Another local resident, who asked not to be named, added: “It’s been so peaceful. I could sit in the garden and actually speak without having to shout above plane noise.

“About an hour ago I said to the kids, ‘I see the planes are back’ as the windows were rattling.”

Gil Paterson MSP told the Post: “With the welcome respite from aircraft noise about to end, then before the noise is ramped up yet again, it’s time for Glasgow Airport to consider putting a stop to aircraft landing and taking off during the night.

“The WHO have warned governments and operators repeatedly about the damage done to people’s health living close to airports, some of the health damages being very profound, not to mention the damage done simply with the continued loss of sleep.

“Although at the moment it’s the UK Government who control airports and the noise from them, it’s time the Scottish Government was in charge and action taken, particularly on night time flights - that would be a huge health step forward for all.”

When asked about night flights, Glasgow Airport said instead that noise issues would be addressed as the aviation economy improved.

A spokesman said: "The coronavirus pandemic has had a devasting impact on aviation, bringing the entire industry to a standstill and resulting in the loss of thousands of jobs.

"Like airports throughout the UK, we’re operating at just a fraction of our capacity and it will take years before we are able to return some form of normality.
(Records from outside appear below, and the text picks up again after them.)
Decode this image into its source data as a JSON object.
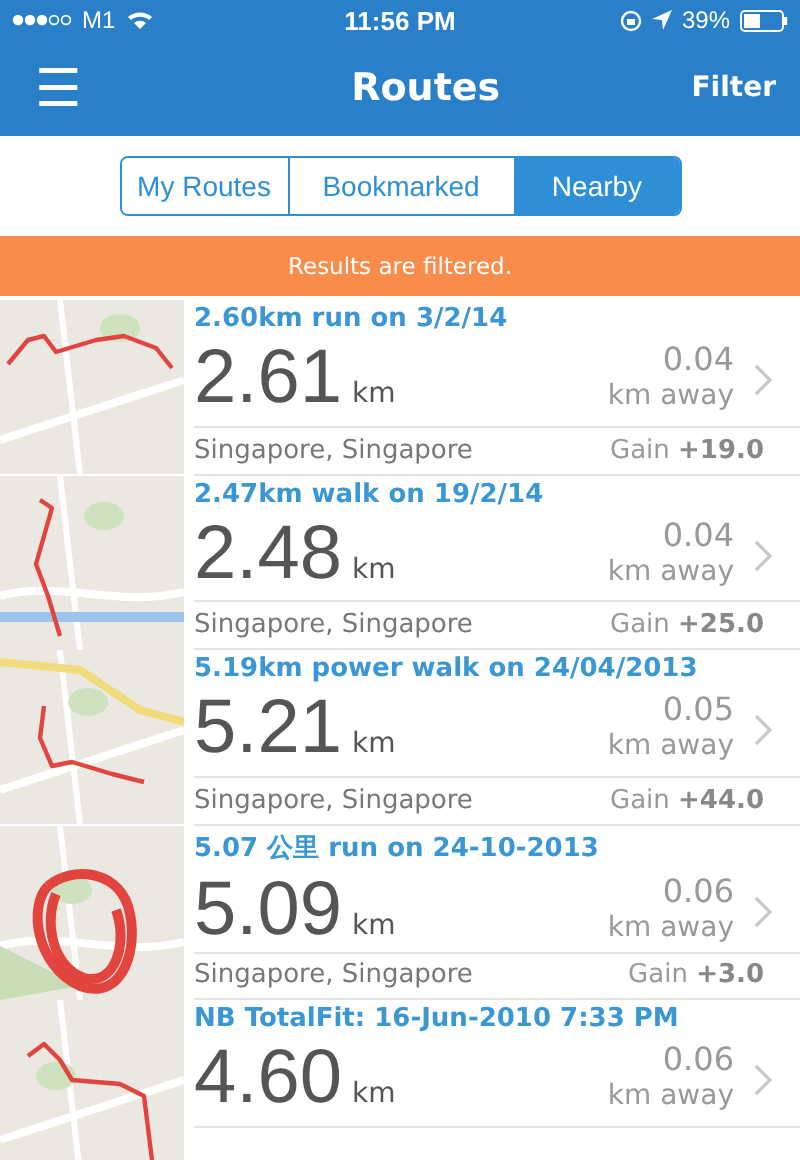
{
  "status_bar": {
    "carrier": "M1",
    "time": "11:56 PM",
    "battery": "39%"
  },
  "nav": {
    "menu_icon": "☰",
    "title": "Routes",
    "action": "Filter"
  },
  "tabs": [
    {
      "label": "My Routes",
      "selected": false
    },
    {
      "label": "Bookmarked",
      "selected": false
    },
    {
      "label": "Nearby",
      "selected": true
    }
  ],
  "banner": "Results are filtered.",
  "routes": [
    {
      "title": "2.60km run on 3/2/14",
      "distance": "2.61",
      "unit": "km",
      "away": "0.04",
      "away_label": "km away",
      "location": "Singapore, Singapore",
      "gain_label": "Gain",
      "gain": "+19.0"
    },
    {
      "title": "2.47km walk on 19/2/14",
      "distance": "2.48",
      "unit": "km",
      "away": "0.04",
      "away_label": "km away",
      "location": "Singapore, Singapore",
      "gain_label": "Gain",
      "gain": "+25.0"
    },
    {
      "title": "5.19km power walk on 24/04/2013",
      "distance": "5.21",
      "unit": "km",
      "away": "0.05",
      "away_label": "km away",
      "location": "Singapore, Singapore",
      "gain_label": "Gain",
      "gain": "+44.0"
    },
    {
      "title": "5.07 公里 run on 24-10-2013",
      "distance": "5.09",
      "unit": "km",
      "away": "0.06",
      "away_label": "km away",
      "location": "Singapore, Singapore",
      "gain_label": "Gain",
      "gain": "+3.0"
    },
    {
      "title": "NB TotalFit: 16-Jun-2010 7:33 PM",
      "distance": "4.60",
      "unit": "km",
      "away": "0.06",
      "away_label": "km away"
    }
  ]
}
"How we manage the impacts of noise will continue to be an important part of our plans as we begin the long process of re-building the airport and re-establishing the routes that will get the country and economy moving again."